▶ **Problem requirements**:
The records below are split into lines. How many of those lines contain the string "prompt"? Reply with the number only.
■ ■ ■ ■ ■
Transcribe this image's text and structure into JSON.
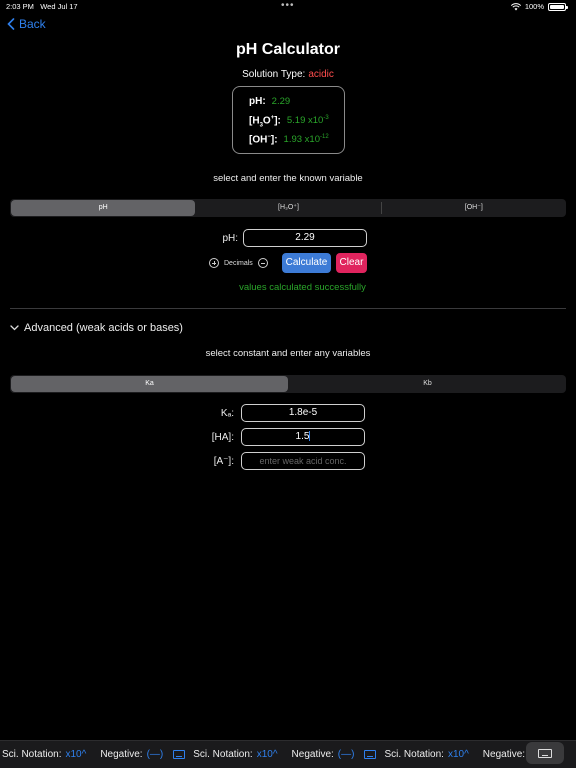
{
  "status": {
    "time": "2:03 PM",
    "date": "Wed Jul 17",
    "battery": "100%"
  },
  "nav": {
    "back_label": "Back"
  },
  "title": "pH Calculator",
  "solution": {
    "label": "Solution Type:",
    "value": "acidic"
  },
  "results": {
    "ph_label": "pH:",
    "ph_value": "2.29",
    "h3o_value": "5.19 x10",
    "h3o_exp": "-3",
    "oh_value": "1.93 x10",
    "oh_exp": "-12"
  },
  "known": {
    "prompt": "select and enter the known variable",
    "tabs": [
      "pH",
      "[H₃O⁺]",
      "[OH⁻]"
    ],
    "active_tab": "pH",
    "input_label": "pH:",
    "input_value": "2.29",
    "decimals_label": "Decimals",
    "calculate_label": "Calculate",
    "clear_label": "Clear",
    "message": "values calculated successfully"
  },
  "advanced": {
    "header": "Advanced (weak acids or bases)",
    "prompt": "select constant and enter any variables",
    "tabs": [
      "Ka",
      "Kb"
    ],
    "active_tab": "Ka",
    "ka_label": "Kₐ:",
    "ka_value": "1.8e-5",
    "ha_label": "[HA]:",
    "ha_value": "1.5",
    "a_label": "[A⁻]:",
    "a_placeholder": "enter weak acid conc."
  },
  "keyboard_bar": {
    "sci_label": "Sci. Notation:",
    "sci_key": "x10^",
    "neg_label": "Negative:",
    "neg_key": "(—)"
  },
  "colors": {
    "accent": "#2f80ed",
    "success": "#2aa52a",
    "danger": "#e0245e",
    "acidic": "#ff4d4d"
  }
}
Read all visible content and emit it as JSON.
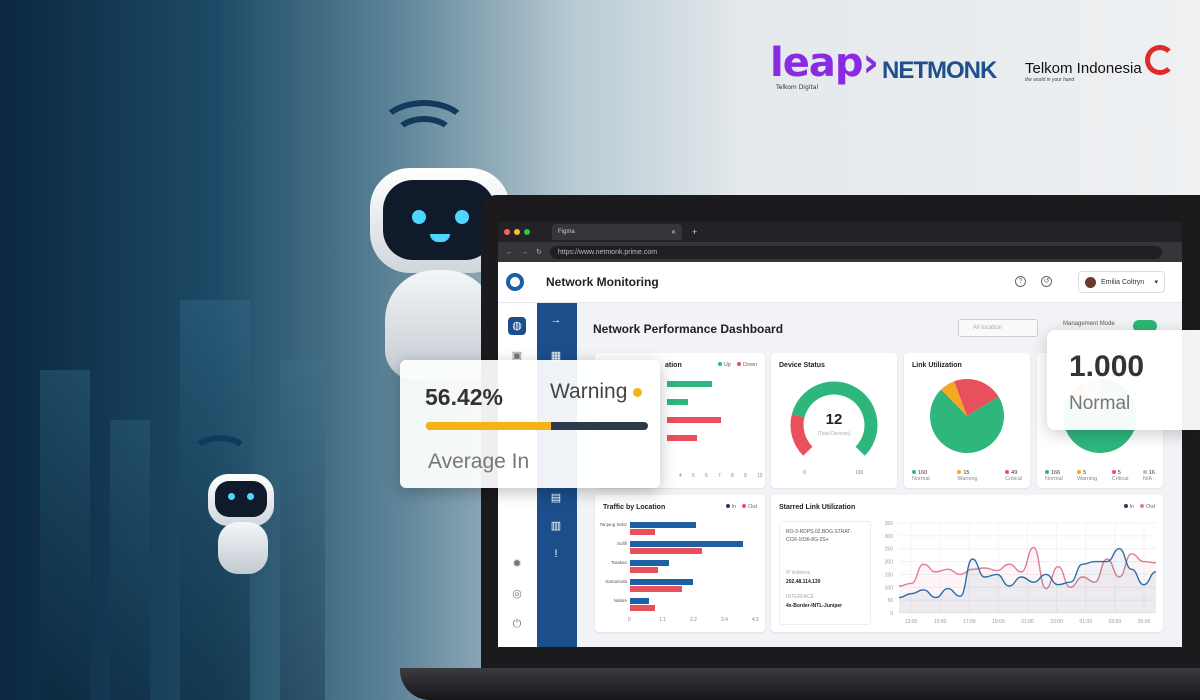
{
  "logos": {
    "leap": "leap",
    "leap_sub": "Telkom Digital",
    "netmonk": "NETMONK",
    "telkom": "Telkom Indonesia",
    "telkom_tagline": "the world in your hand"
  },
  "browser": {
    "tab_title": "Figma",
    "url": "https://www.netmonk.prime.com"
  },
  "header": {
    "title": "Network Monitoring",
    "user_name": "Emilia Coltryn"
  },
  "dashboard": {
    "title": "Network Performance Dashboard",
    "location_placeholder": "All location",
    "mode_label": "Management Mode",
    "mode_on": true
  },
  "availability_card": {
    "title_fragment": "ation",
    "legend": [
      "Up",
      "Down"
    ],
    "x_ticks": [
      "4",
      "5",
      "6",
      "7",
      "8",
      "9",
      "10"
    ],
    "bars": [
      {
        "status": "Up",
        "value": 6.5
      },
      {
        "status": "Up",
        "value": 4.6
      },
      {
        "status": "Down",
        "value": 7.2
      },
      {
        "status": "Down",
        "value": 5.3
      }
    ]
  },
  "device_status": {
    "title": "Device Status",
    "value": "12",
    "subtitle": "(Total Devices)",
    "min": "0",
    "max": "100",
    "down_fraction": 0.22
  },
  "link_utilization": {
    "title": "Link Utilization",
    "slices": [
      {
        "value": 160,
        "label": "Normal",
        "color": "#2eb67d"
      },
      {
        "value": 15,
        "label": "Warning",
        "color": "#f5a623"
      },
      {
        "value": 49,
        "label": "Critical",
        "color": "#e8505b"
      }
    ]
  },
  "status_pie": {
    "slices": [
      {
        "value": 166,
        "label": "Normal",
        "color": "#2eb67d"
      },
      {
        "value": 5,
        "label": "Warning",
        "color": "#f5a623"
      },
      {
        "value": 5,
        "label": "Critical",
        "color": "#e8505b"
      },
      {
        "value": 16,
        "label": "N/A",
        "color": "#b7bcc4"
      }
    ]
  },
  "traffic": {
    "title": "Traffic by Location",
    "legend": [
      "In",
      "Out"
    ],
    "x_ticks": [
      "0",
      "1.1",
      "2.2",
      "3.4",
      "4.5"
    ],
    "max": 4.5,
    "rows": [
      {
        "label": "Tanjung Selor",
        "in": 2.4,
        "out": 0.9
      },
      {
        "label": "Sofifi",
        "in": 4.1,
        "out": 2.6
      },
      {
        "label": "Tarakan",
        "in": 1.4,
        "out": 1.0
      },
      {
        "label": "Samarinda",
        "in": 2.3,
        "out": 1.9
      },
      {
        "label": "Nabire",
        "in": 0.7,
        "out": 0.9
      }
    ]
  },
  "starred": {
    "title": "Starred Link Utilization",
    "legend": [
      "In",
      "Out"
    ],
    "device": "RO-3-RDPS.02.BOG.STRAT-CCR-1036-8G-2S+",
    "ip_label": "IP Address",
    "ip": "202.48.114.130",
    "iface_label": "INTERFACE",
    "iface": "4x-Border-INTL-Juniper"
  },
  "chart_data": {
    "type": "line",
    "ylim": [
      0,
      350
    ],
    "y_ticks": [
      "0",
      "50",
      "100",
      "150",
      "200",
      "250",
      "300",
      "350"
    ],
    "x_ticks": [
      "13:00",
      "15:00",
      "17:00",
      "19:00",
      "21:00",
      "23:00",
      "01:00",
      "03:00",
      "05:00"
    ],
    "series": [
      {
        "name": "In",
        "color": "#2f6ea5",
        "values": [
          60,
          75,
          90,
          60,
          95,
          65,
          210,
          140,
          150,
          105,
          140,
          120,
          150,
          110,
          120,
          190,
          200,
          200,
          250,
          170,
          110,
          160
        ]
      },
      {
        "name": "Out",
        "color": "#e07b93",
        "values": [
          105,
          115,
          190,
          160,
          170,
          150,
          170,
          175,
          165,
          190,
          160,
          255,
          95,
          180,
          100,
          140,
          120,
          210,
          140,
          230,
          200,
          195
        ]
      }
    ]
  },
  "overlay_average": {
    "value": "56.42%",
    "status": "Warning",
    "label": "Average In",
    "progress": 0.5642,
    "status_color": "#f5b316"
  },
  "overlay_normal": {
    "value": "1.000",
    "label": "Normal"
  }
}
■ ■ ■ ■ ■
▶ **Solution for this task**:
2